The Literature prize went to the British Standards Institution for its six-page specification (BS-6008) of the proper way to make a cup of tea. "Two hundred years and finally we have a British winner at a Boston tea party," Fisher said.
Steve Penfold of York University in Toronto accepted the Ig Nobel in Sociology for his PhD thesis on the sociology of Canadian doughnut shops. His meandering acceptance speech was abruptly halted when a little blond-haired girl appeared at his side.
"Please stop talking. I'm bored! Please stop talking, I'm bored!" shouted 8-year-old Natasha Rosenberg, doing a star turn as "Miss Sweetie Poo," a new character created by Abrahams for this year's ceremony to keep speakers from droning on.
The Science Education prize was jointly awarded to the Kansas Board of Education and the Colorado State Board of Education "for mandating that children should not believe in Darwin's theory of evolution any more than they believe in Newton's theory of gravitation, Faraday's and Maxwell's theory of electromagnetism, or Pasteur's theory that germs cause disease."
Other winners included:
* Biology: Paul Bosland of the Chile Pepper Institute, at New Mexico State University, Las Cruces, N.M., for breeding a spiceless jalapeno chili pepper.
* Peace: Charl Fourie and Michelle Wong of Johannesburg, South Africa, inventing an automobile alarm consisting of a detection circuit and a flamethrower.
Not all the famous scientists were onstage. At a control board on the floor of the theater, Robert T. Morris was supervising the feed over the Internet, where techies around the world were watching the show live. (The entire Ig Nobel Prize ceremony will be broadcast on NPR the Friday after Thanksgiving.)
Morris teaches computer science at the Massachusetts Institute of Technology, is an Internet millionaire and serves the AIR editorial board. He's also a convicted felon who was sentenced to community service and three years' probation by a federal judge after a computer "worm" program he wrote clogged operating systems around the world and brought much of the Internet to its knees in 1989. The New York Times called it "the largest assault ever on America's computers." (He has since earned a doctorate in computer science from Harvard, and an estimated $9 million from the sale of an Internet start-up company he co-founded.)

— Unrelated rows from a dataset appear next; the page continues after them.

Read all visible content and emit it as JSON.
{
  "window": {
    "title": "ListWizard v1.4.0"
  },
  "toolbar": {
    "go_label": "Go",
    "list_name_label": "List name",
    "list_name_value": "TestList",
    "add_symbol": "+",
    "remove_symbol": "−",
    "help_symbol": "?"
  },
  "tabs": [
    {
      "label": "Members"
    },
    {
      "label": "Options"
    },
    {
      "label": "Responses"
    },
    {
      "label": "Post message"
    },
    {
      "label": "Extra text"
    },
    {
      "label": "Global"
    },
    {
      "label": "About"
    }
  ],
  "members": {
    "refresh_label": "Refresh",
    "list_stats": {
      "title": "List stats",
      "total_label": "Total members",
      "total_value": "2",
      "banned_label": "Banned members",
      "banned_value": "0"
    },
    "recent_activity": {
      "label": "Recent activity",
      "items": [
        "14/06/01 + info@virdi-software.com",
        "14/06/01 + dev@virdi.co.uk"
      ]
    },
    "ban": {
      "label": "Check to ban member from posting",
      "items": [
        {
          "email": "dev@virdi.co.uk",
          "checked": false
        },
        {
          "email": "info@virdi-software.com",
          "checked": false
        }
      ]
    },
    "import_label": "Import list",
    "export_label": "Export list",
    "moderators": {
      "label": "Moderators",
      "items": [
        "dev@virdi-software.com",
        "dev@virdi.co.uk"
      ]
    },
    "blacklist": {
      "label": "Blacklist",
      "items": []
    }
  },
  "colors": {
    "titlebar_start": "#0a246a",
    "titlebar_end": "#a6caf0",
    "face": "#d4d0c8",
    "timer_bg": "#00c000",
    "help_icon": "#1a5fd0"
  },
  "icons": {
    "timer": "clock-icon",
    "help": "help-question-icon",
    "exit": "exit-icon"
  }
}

After the 2 1/2-hour show, the four Nobel laureates mixed freely onstage with the Ig Nobel winners and the audience, signing autographs, posing for pictures and talking about their smelly new suits.
"This is a really good suit," said Dudley Herschbach, a Harvard chemistry professor. "Look, it's even got a vest. I'm wearing this to class tomorrow."
But what does it smell like?
"Peppermint?" the Nobel laureate asked.
No, spearmint, other sniff testers suggested.
Peppermint it is, said Kwon.
The suits sell for $400 in Korea. There are plans to market the scratch-and-sniff fabric, but not the suits, in the United States.
"We also sell scented underwear as well," Kwon said.
That may merit a second Ig, Abrahams said.